[Start of Attachment]
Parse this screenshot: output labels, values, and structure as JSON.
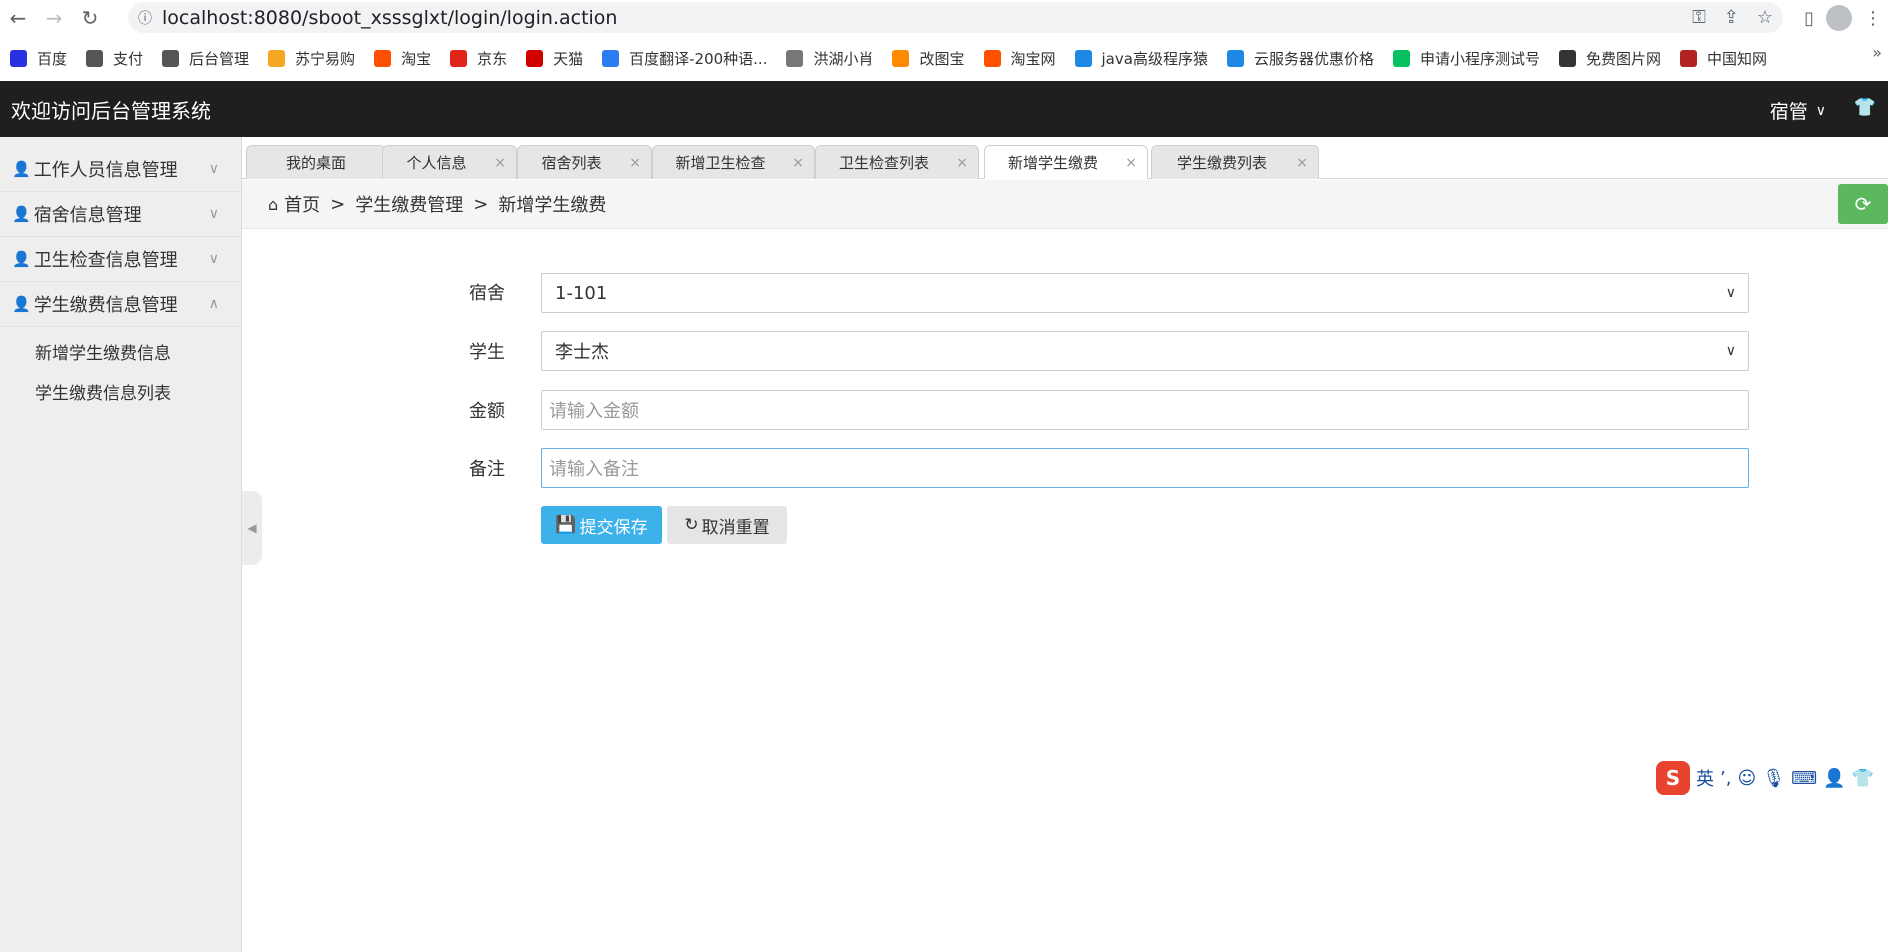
{
  "browser": {
    "url": "localhost:8080/sboot_xsssglxt/login/login.action",
    "bookmarks": [
      {
        "label": "百度",
        "icon": "baidu-icon",
        "color": "#2932e1"
      },
      {
        "label": "支付",
        "icon": "globe-icon",
        "color": "#555555"
      },
      {
        "label": "后台管理",
        "icon": "globe-icon",
        "color": "#555555"
      },
      {
        "label": "苏宁易购",
        "icon": "suning-icon",
        "color": "#f5a623"
      },
      {
        "label": "淘宝",
        "icon": "taobao-icon",
        "color": "#ff5000"
      },
      {
        "label": "京东",
        "icon": "jd-icon",
        "color": "#e1251b"
      },
      {
        "label": "天猫",
        "icon": "tmall-icon",
        "color": "#d00000"
      },
      {
        "label": "百度翻译-200种语...",
        "icon": "translate-icon",
        "color": "#2b7bf2"
      },
      {
        "label": "洪湖小肖",
        "icon": "bird-icon",
        "color": "#777777"
      },
      {
        "label": "改图宝",
        "icon": "gaitubao-icon",
        "color": "#ff8a00"
      },
      {
        "label": "淘宝网",
        "icon": "taobao-icon",
        "color": "#ff5000"
      },
      {
        "label": "java高级程序猿",
        "icon": "bilibili-icon",
        "color": "#1e88e5"
      },
      {
        "label": "云服务器优惠价格",
        "icon": "cloud-icon",
        "color": "#1e88e5"
      },
      {
        "label": "申请小程序测试号",
        "icon": "wechat-icon",
        "color": "#07c160"
      },
      {
        "label": "免费图片网",
        "icon": "t-icon",
        "color": "#333333"
      },
      {
        "label": "中国知网",
        "icon": "cnki-icon",
        "color": "#b22222"
      }
    ]
  },
  "header": {
    "title": "欢迎访问后台管理系统",
    "user": "宿管"
  },
  "sidebar": {
    "items": [
      {
        "label": "工作人员信息管理",
        "expanded": false
      },
      {
        "label": "宿舍信息管理",
        "expanded": false
      },
      {
        "label": "卫生检查信息管理",
        "expanded": false
      },
      {
        "label": "学生缴费信息管理",
        "expanded": true
      }
    ],
    "subitems": [
      "新增学生缴费信息",
      "学生缴费信息列表"
    ]
  },
  "tabs": [
    {
      "label": "我的桌面",
      "closable": false
    },
    {
      "label": "个人信息",
      "closable": true
    },
    {
      "label": "宿舍列表",
      "closable": true
    },
    {
      "label": "新增卫生检查",
      "closable": true
    },
    {
      "label": "卫生检查列表",
      "closable": true
    },
    {
      "label": "新增学生缴费",
      "closable": true,
      "active": true
    },
    {
      "label": "学生缴费列表",
      "closable": true
    }
  ],
  "breadcrumb": {
    "home": "首页",
    "level1": "学生缴费管理",
    "level2": "新增学生缴费"
  },
  "form": {
    "dorm_label": "宿舍",
    "dorm_value": "1-101",
    "student_label": "学生",
    "student_value": "李士杰",
    "amount_label": "金额",
    "amount_placeholder": "请输入金额",
    "remark_label": "备注",
    "remark_placeholder": "请输入备注",
    "submit_label": "提交保存",
    "reset_label": "取消重置"
  },
  "ime": {
    "logo": "S",
    "mode": "英"
  },
  "colors": {
    "header_bg": "#1f1f1f",
    "submit_bg": "#3db1ea",
    "refresh_bg": "#5cb85c"
  }
}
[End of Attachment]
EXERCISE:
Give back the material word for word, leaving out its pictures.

EXERCISE RESPONSE:
Parse this screenshot: output labels, values, and structure as JSON.
{
  "browser": {
    "url": "localhost:8080/sboot_xsssglxt/login/login.action",
    "bookmarks": [
      {
        "label": "百度",
        "icon": "baidu-icon",
        "color": "#2932e1"
      },
      {
        "label": "支付",
        "icon": "globe-icon",
        "color": "#555555"
      },
      {
        "label": "后台管理",
        "icon": "globe-icon",
        "color": "#555555"
      },
      {
        "label": "苏宁易购",
        "icon": "suning-icon",
        "color": "#f5a623"
      },
      {
        "label": "淘宝",
        "icon": "taobao-icon",
        "color": "#ff5000"
      },
      {
        "label": "京东",
        "icon": "jd-icon",
        "color": "#e1251b"
      },
      {
        "label": "天猫",
        "icon": "tmall-icon",
        "color": "#d00000"
      },
      {
        "label": "百度翻译-200种语...",
        "icon": "translate-icon",
        "color": "#2b7bf2"
      },
      {
        "label": "洪湖小肖",
        "icon": "bird-icon",
        "color": "#777777"
      },
      {
        "label": "改图宝",
        "icon": "gaitubao-icon",
        "color": "#ff8a00"
      },
      {
        "label": "淘宝网",
        "icon": "taobao-icon",
        "color": "#ff5000"
      },
      {
        "label": "java高级程序猿",
        "icon": "bilibili-icon",
        "color": "#1e88e5"
      },
      {
        "label": "云服务器优惠价格",
        "icon": "cloud-icon",
        "color": "#1e88e5"
      },
      {
        "label": "申请小程序测试号",
        "icon": "wechat-icon",
        "color": "#07c160"
      },
      {
        "label": "免费图片网",
        "icon": "t-icon",
        "color": "#333333"
      },
      {
        "label": "中国知网",
        "icon": "cnki-icon",
        "color": "#b22222"
      }
    ]
  },
  "header": {
    "title": "欢迎访问后台管理系统",
    "user": "宿管"
  },
  "sidebar": {
    "items": [
      {
        "label": "工作人员信息管理",
        "expanded": false
      },
      {
        "label": "宿舍信息管理",
        "expanded": false
      },
      {
        "label": "卫生检查信息管理",
        "expanded": false
      },
      {
        "label": "学生缴费信息管理",
        "expanded": true
      }
    ],
    "subitems": [
      "新增学生缴费信息",
      "学生缴费信息列表"
    ]
  },
  "tabs": [
    {
      "label": "我的桌面",
      "closable": false
    },
    {
      "label": "个人信息",
      "closable": true
    },
    {
      "label": "宿舍列表",
      "closable": true
    },
    {
      "label": "新增卫生检查",
      "closable": true
    },
    {
      "label": "卫生检查列表",
      "closable": true
    },
    {
      "label": "新增学生缴费",
      "closable": true,
      "active": true
    },
    {
      "label": "学生缴费列表",
      "closable": true
    }
  ],
  "breadcrumb": {
    "home": "首页",
    "level1": "学生缴费管理",
    "level2": "新增学生缴费"
  },
  "form": {
    "dorm_label": "宿舍",
    "dorm_value": "1-101",
    "student_label": "学生",
    "student_value": "李士杰",
    "amount_label": "金额",
    "amount_placeholder": "请输入金额",
    "remark_label": "备注",
    "remark_placeholder": "请输入备注",
    "submit_label": "提交保存",
    "reset_label": "取消重置"
  },
  "ime": {
    "logo": "S",
    "mode": "英"
  },
  "colors": {
    "header_bg": "#1f1f1f",
    "submit_bg": "#3db1ea",
    "refresh_bg": "#5cb85c"
  }
}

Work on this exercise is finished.